—R. Howard Bloch, One Toss of the Dice: The Incredible Story of How a Poem Made Us Modern (Liveright Publishing Corporation, 2017)


walt and emily

Whitman the empathetic ego at large. Dickinson the introspective ego writ large.


abc and abs

A young poet was invited into the basement of an older poet, and upon seeing a letterpress there, asked what kind of exercise equipment it was.


source images

An image that draws upon a history of related images.


aged out

If an artist lives past about age 80, the assumption is that s/he is already dead. Which is to say that the creative life is assumed dead even if the artist isn’t.


not accustomed

When Parra’s lines seem disconnected, it is because they are connected in a supralogical way in which we are not accustomed to seeing things.

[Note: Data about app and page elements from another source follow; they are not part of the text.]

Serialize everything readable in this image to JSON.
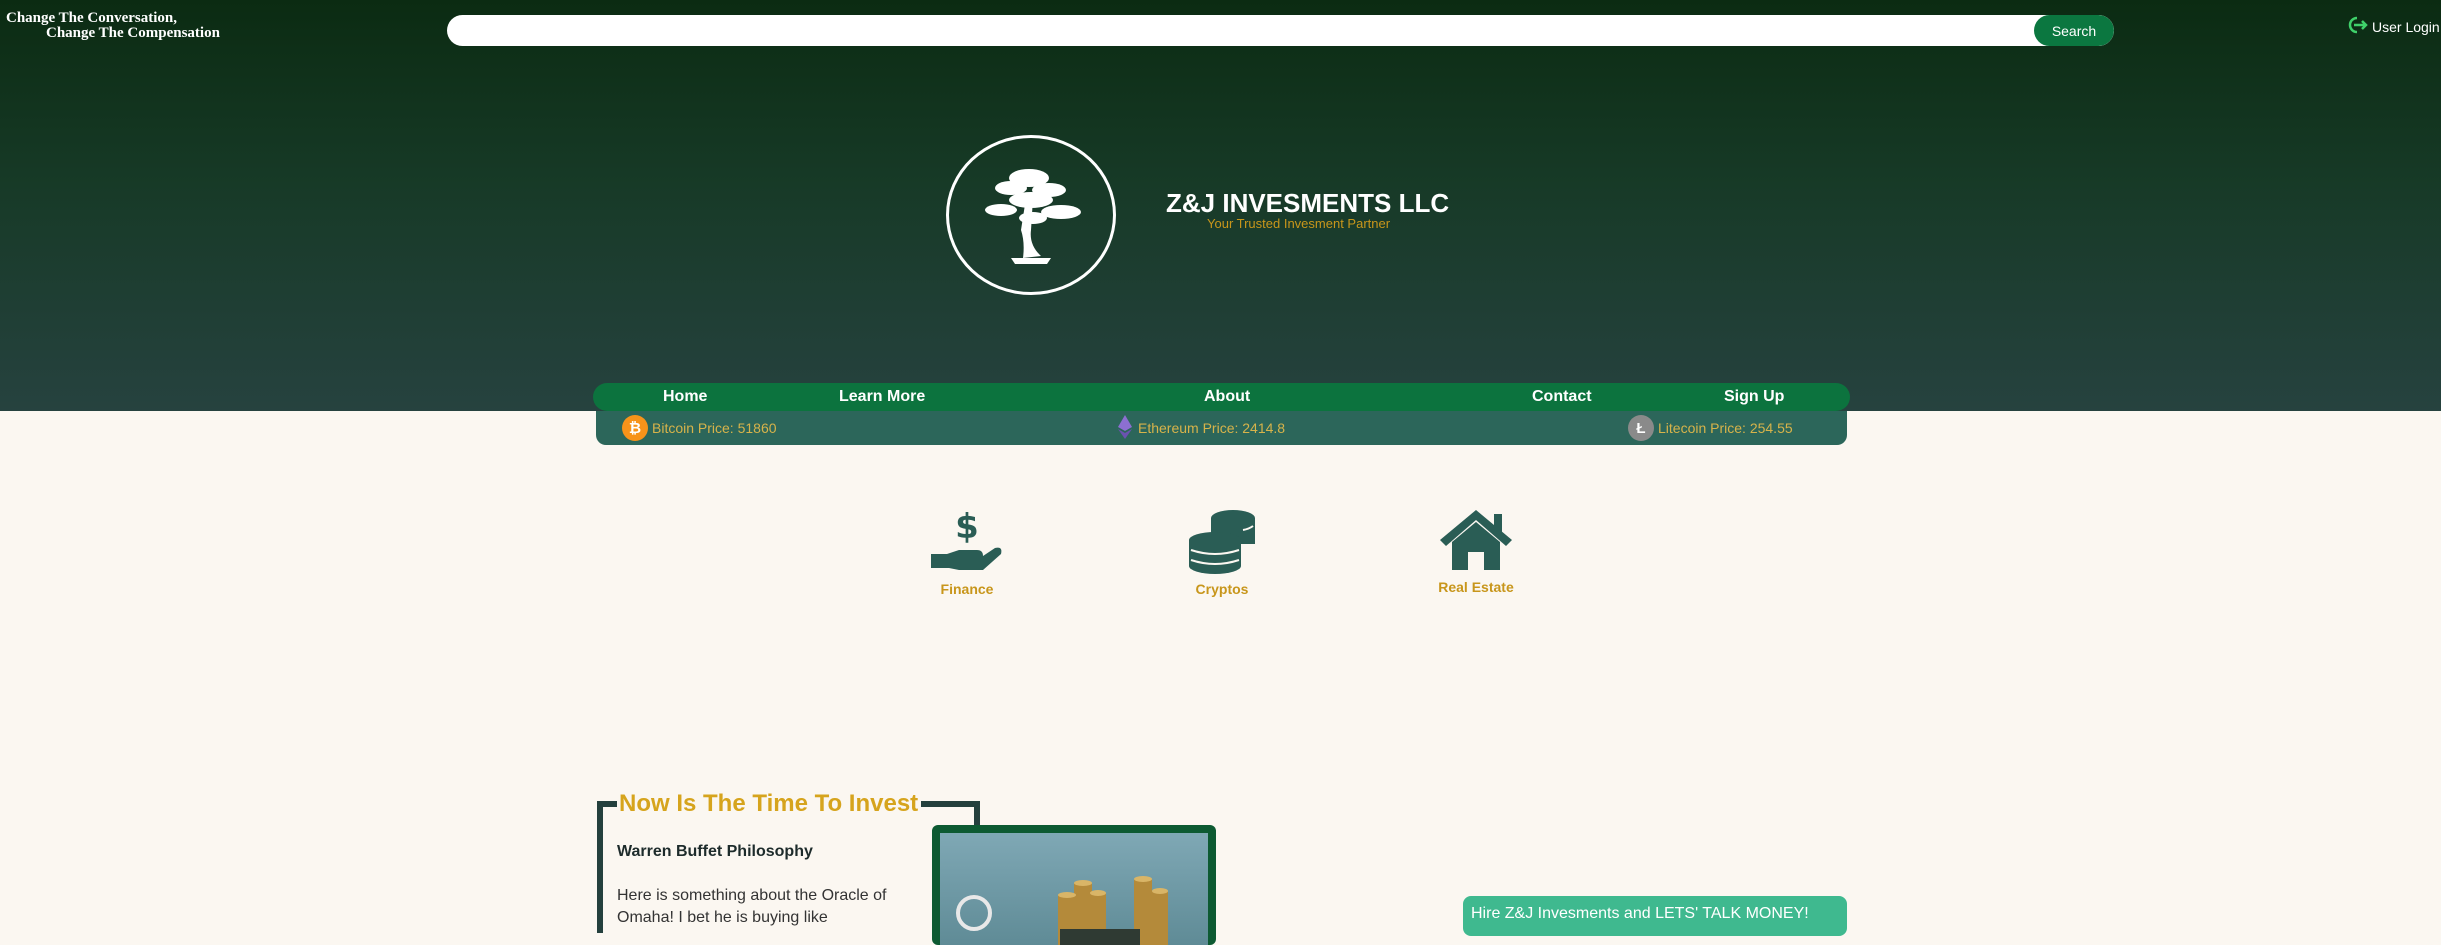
{
  "header": {
    "slogan_line1": "Change The Conversation,",
    "slogan_line2": "Change The Compensation",
    "search": {
      "placeholder": "",
      "button_label": "Search"
    },
    "user_login_label": "User Login"
  },
  "brand": {
    "title": "Z&J INVESMENTS LLC",
    "subtitle": "Your Trusted Invesment Partner"
  },
  "nav": {
    "items": [
      {
        "label": "Home"
      },
      {
        "label": "Learn More"
      },
      {
        "label": "About"
      },
      {
        "label": "Contact"
      },
      {
        "label": "Sign Up"
      }
    ]
  },
  "ticker": {
    "bitcoin": {
      "label": "Bitcoin Price: 51860",
      "icon": "bitcoin-icon",
      "color": "#f7931a"
    },
    "ethereum": {
      "label": "Ethereum Price: 2414.8",
      "icon": "ethereum-icon",
      "color": "#8c6fd1"
    },
    "litecoin": {
      "label": "Litecoin Price: 254.55",
      "icon": "litecoin-icon",
      "color": "#8a8a8a"
    }
  },
  "services": [
    {
      "label": "Finance",
      "icon": "hand-dollar-icon"
    },
    {
      "label": "Cryptos",
      "icon": "coins-icon"
    },
    {
      "label": "Real Estate",
      "icon": "house-icon"
    }
  ],
  "main": {
    "section_title": "Now Is The Time To Invest",
    "subheading": "Warren Buffet Philosophy",
    "body": "Here is something about the Oracle of Omaha! I bet he is buying like",
    "cta_label": "Hire Z&J Invesments and LETS' TALK MONEY!"
  },
  "colors": {
    "accent_green": "#0c733e",
    "gold": "#c8961b",
    "teal_dark": "#2a5d55",
    "cta": "#3fb98f"
  }
}
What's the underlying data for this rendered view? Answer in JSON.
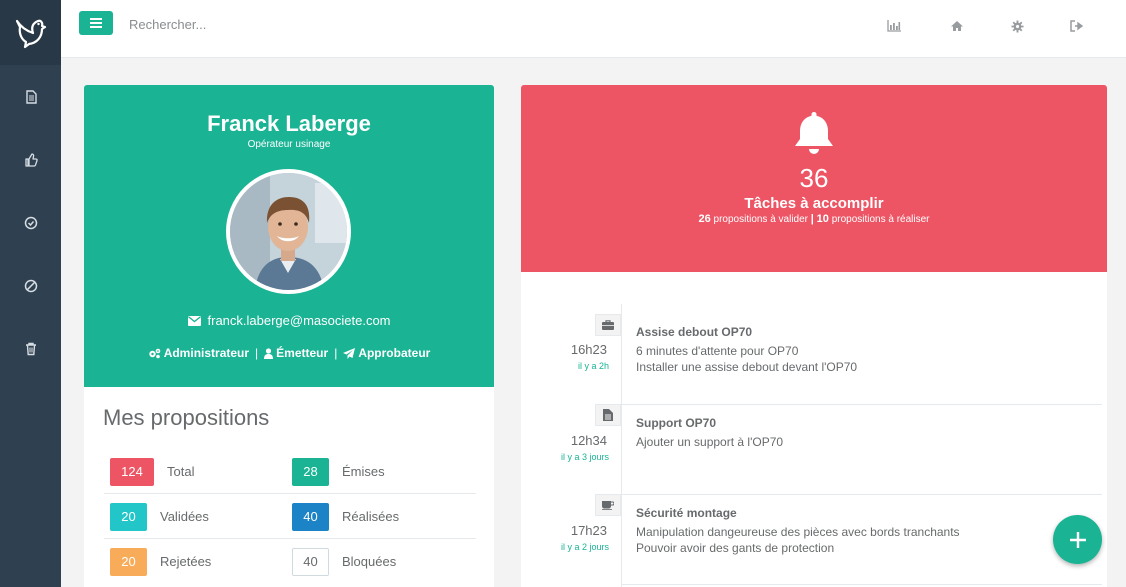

When the conventions of cause-and-result seem to be outraged, they are.

—Miller Williams, introduction to Emergency Poems (New Directions, 1972) by Nicanor Parra, translated by Miller Williams


not the marrying kind

The couplet rimes were a bad match: One was turning in circles at the altar, and the other forgot the ring.


rough to read

So much suffering in those lines, you felt it was written with claw marks.


of no matter

The poetry was not up to a level where critical attention would be worthwhile.

[Thinking of Instagram and Twitter poets.]


mosaic array

The poem as a mosaic of well-placed words.


my roller coaster


For half a century
Poetry was the paradise
Of the solemn fool.
Until I came along
And built my roller coaster.

Go up, if you feel like it.
It's not my fault if you come down
Bleeding from your nose and mouth.

by Nicanor Parra, Poems and Antipoems (New Directions, 1966), translated by Miller Williams

[I changed this post because I realized in 2016 I'd posted the same poem, "Young Poets." Not that a good poem, one I've memorized since my youth, shouldn't be posted twice or thrice or a trillion times, but I'm trying not repeat myself. Parra, for me, is one of the unique poets.]


green space

A nature poem good enough to be named a state park or protected green space.


mind the gap

A poem complete in its conception is necessarily compromised in composition.


inflection point

A book of poems that if it didn’t change the course of poetry, at least inflected it.


and another

Successive drafts have a point of diminishing returns.


shows promise

Sometimes it’s enough that reading a poem makes you want to read another or the next one.


implies another mark

     Every time I set up a blank canvas or a blank piece of paper, I experience the same feeling—queasiness, something approaching panic, and a profound lack of self-belief. There are a limitless number of marks that could be made, and almost all of them will be mistakes. That is, they will set up a logic which will lead the picture to banality or pointless mimicry. For every mark implies another. Will that circle be repeated or answered by different shape? Will it be a sun, a plate, a face? That stuttering horizontal line—it’s the sea isn’t it? Or if it’s not, you’d better work hard and fast to make that clear. And so on.
     One of the reasons painters tend to develop a signature style and stick to it is that this helps answer the original panic. Some people will always begin with an image at the centre of the picture plane. It seems that Picasso mostly does this---a face, a bird, a group of figures, will shoulder themselves out of the centre, and the lines will press away to the edges of the paper or canvas. Other painters think very hard about edges, and work inwards. Oddly, because his pictures mostly involve a central shimmering block of colours, I think Mark Rothko probably painted that way. But an initial, bold decision about how to break up the picture surface, and—to put it banally—what will go where, helps any painter get going. And once you have a way in, you are likely to use it again and again; and that way in will hugely influence what’s going to happen next.

—Andrew Marr, A Short Book About Painting (Quadrille Publishing Ltd, 2017)